Geek And Poke
Geek And Poke is a webcomic by Oliver Widder, who is also an IT guy in Germany. He has a minimalist style which keeps the words and ink to the bare minimum. This works extremely well, although some of the strips could do with a little extra exposition. Like xkcd, Geek And Poke is not for the faint of heart, with academic topics often condensed down to a single panel.
Dork Tower brings another word for our kind, other than geek and nerd, into the mix. It’s written and drawn by John Kovalic, and doesn’t leave any stone unturned in its effort to bring geekdom to the fore. Early-adopters, social networkers, Star Trek and Dungeons and Dragons fans, and every other kind of nerd there is are welcome to this world, where pop culture meets those on the fringes of society.
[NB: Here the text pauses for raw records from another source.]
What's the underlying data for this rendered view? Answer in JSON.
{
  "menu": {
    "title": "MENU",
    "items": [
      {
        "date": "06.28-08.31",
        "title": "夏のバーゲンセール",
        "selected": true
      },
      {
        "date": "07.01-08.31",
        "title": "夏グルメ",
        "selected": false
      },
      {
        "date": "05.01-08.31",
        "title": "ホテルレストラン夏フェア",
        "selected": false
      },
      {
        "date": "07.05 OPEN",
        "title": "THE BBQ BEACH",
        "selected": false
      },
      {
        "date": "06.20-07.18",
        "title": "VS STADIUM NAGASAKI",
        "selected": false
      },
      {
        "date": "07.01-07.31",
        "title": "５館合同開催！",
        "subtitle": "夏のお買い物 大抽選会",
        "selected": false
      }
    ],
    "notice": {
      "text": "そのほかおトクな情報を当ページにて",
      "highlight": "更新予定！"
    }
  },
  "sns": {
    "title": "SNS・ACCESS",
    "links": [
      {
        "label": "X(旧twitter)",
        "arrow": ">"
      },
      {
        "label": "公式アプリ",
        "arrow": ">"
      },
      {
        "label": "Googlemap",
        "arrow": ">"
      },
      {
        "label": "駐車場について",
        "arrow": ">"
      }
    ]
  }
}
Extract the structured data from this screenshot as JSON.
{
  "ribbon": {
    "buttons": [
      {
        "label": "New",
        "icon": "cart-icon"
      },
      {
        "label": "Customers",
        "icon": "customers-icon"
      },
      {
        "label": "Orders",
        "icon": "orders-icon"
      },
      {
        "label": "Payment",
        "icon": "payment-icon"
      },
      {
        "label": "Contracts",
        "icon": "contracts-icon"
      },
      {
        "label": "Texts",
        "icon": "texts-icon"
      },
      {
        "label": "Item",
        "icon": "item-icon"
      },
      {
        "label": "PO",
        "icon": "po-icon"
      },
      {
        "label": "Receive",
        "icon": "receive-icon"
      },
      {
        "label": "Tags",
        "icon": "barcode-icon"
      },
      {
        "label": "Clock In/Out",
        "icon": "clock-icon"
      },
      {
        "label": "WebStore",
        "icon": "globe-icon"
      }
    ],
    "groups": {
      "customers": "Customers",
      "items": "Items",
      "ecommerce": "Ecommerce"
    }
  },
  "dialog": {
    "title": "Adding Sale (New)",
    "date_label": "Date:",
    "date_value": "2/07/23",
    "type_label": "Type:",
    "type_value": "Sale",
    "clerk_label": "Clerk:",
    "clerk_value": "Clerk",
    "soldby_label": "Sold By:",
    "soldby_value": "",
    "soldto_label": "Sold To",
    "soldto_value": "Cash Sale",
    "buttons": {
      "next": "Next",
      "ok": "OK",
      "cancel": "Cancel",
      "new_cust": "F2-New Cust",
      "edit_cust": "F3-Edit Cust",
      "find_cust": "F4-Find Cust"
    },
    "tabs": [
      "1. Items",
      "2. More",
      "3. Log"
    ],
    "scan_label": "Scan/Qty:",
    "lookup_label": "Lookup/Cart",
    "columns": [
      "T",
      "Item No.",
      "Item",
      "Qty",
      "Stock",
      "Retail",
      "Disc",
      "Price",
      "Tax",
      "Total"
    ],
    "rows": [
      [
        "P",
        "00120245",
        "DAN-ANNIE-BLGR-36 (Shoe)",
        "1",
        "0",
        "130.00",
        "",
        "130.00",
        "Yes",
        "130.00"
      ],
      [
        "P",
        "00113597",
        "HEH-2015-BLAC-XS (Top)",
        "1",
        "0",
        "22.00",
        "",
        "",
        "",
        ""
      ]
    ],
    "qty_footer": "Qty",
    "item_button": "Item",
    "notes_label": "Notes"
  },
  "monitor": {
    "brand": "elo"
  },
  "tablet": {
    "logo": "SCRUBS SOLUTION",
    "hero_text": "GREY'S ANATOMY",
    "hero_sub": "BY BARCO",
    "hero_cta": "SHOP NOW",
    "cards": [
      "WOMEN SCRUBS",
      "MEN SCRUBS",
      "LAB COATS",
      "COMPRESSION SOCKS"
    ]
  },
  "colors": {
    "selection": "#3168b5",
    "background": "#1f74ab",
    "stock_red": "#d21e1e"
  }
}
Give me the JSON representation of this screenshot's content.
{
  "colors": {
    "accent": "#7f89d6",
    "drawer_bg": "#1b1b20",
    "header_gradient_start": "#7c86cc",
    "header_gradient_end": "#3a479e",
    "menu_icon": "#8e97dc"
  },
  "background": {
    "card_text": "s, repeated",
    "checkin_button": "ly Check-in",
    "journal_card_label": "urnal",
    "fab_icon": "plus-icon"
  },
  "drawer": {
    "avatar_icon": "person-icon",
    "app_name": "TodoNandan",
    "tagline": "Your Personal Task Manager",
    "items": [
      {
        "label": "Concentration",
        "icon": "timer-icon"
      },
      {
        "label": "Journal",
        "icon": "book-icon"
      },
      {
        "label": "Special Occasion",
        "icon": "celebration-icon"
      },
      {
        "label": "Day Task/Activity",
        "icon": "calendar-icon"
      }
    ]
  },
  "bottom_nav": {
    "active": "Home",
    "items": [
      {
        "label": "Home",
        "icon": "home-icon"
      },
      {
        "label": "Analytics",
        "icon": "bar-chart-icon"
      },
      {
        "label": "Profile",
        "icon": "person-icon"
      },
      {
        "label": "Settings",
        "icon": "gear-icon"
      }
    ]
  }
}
The Oatmeal has to be my favorite webcomic of all, hence it being saved until last. Written and drawn by Matthew Inman, The Oatmeal features expansive and exquisitely researched comics on a truly eclectic mix of topics. Most of them are geeky, but even those that aren’t are well worth reading. Inman has a particular style that, though far from beautiful, is perfect for the medium.
During the course of writing and researching this article, I’ve laughed, I’ve cried (thankfully with laughter), and I’ve gained 10 more websites to visit on (at least) a weekly basis. Ah, the joys of the Internet. I’ve also gained a promotion in the geek ranks. I should be getting a medal any day now.
As always we want to know what you think of the article you’ve just read. Are there any geeky webcomics you feel should have made it onto this list? Were you previously aware of all 10 of these or are some new to you? Let us know in the comments section below.